Recorded information START

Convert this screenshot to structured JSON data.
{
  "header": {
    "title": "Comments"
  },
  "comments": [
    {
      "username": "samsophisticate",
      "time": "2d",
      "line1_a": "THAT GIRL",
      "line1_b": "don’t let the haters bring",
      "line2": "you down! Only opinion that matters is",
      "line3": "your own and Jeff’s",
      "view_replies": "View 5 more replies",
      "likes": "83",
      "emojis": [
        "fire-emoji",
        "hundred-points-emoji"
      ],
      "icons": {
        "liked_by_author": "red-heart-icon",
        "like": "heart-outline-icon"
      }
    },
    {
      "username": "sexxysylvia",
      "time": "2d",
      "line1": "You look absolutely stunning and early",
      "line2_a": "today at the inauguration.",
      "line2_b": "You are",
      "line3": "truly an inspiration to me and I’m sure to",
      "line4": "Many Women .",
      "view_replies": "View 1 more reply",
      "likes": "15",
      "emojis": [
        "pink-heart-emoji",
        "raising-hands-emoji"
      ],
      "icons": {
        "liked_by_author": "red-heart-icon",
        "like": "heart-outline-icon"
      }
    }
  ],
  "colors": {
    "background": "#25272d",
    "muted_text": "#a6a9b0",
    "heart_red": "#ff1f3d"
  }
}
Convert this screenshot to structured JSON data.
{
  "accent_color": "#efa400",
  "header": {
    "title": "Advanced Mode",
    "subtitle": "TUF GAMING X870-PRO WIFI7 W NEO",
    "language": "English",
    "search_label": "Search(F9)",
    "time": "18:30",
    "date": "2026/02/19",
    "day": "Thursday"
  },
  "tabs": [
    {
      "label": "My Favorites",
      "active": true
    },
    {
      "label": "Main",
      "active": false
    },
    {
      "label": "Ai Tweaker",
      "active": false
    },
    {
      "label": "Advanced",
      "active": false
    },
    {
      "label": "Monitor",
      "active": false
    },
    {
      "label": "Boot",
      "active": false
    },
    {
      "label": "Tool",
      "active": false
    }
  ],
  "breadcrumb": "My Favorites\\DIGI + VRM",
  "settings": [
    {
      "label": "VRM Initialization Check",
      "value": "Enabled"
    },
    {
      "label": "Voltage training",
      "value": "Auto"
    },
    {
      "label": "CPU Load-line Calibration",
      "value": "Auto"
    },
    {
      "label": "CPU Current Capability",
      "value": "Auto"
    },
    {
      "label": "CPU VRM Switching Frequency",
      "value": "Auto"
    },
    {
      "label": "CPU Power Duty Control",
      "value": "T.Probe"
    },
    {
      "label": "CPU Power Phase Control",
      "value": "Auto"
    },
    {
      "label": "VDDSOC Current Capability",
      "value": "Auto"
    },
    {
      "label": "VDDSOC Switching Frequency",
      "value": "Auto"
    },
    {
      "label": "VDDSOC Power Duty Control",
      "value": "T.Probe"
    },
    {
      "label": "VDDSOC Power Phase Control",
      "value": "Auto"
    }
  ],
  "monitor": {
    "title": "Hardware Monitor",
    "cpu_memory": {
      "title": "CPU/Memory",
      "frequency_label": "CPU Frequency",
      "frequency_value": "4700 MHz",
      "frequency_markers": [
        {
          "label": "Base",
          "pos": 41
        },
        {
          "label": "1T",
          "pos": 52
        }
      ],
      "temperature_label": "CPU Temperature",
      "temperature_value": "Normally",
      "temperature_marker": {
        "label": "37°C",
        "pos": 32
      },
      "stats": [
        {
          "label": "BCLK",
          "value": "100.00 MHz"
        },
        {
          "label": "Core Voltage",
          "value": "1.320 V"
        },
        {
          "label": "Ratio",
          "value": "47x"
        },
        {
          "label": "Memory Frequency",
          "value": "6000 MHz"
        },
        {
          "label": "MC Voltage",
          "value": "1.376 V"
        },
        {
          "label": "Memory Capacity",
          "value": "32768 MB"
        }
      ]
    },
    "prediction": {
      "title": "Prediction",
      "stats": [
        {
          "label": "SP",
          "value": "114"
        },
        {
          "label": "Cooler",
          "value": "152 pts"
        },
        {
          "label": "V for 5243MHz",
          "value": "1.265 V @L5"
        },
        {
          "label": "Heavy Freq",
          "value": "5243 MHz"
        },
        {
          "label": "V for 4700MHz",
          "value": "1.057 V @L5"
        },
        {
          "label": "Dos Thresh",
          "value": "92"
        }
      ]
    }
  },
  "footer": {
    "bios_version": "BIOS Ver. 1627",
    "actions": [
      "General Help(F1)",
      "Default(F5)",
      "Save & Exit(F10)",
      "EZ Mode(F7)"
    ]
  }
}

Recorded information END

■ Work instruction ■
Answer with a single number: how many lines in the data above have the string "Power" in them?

■ Exercise solution ■
4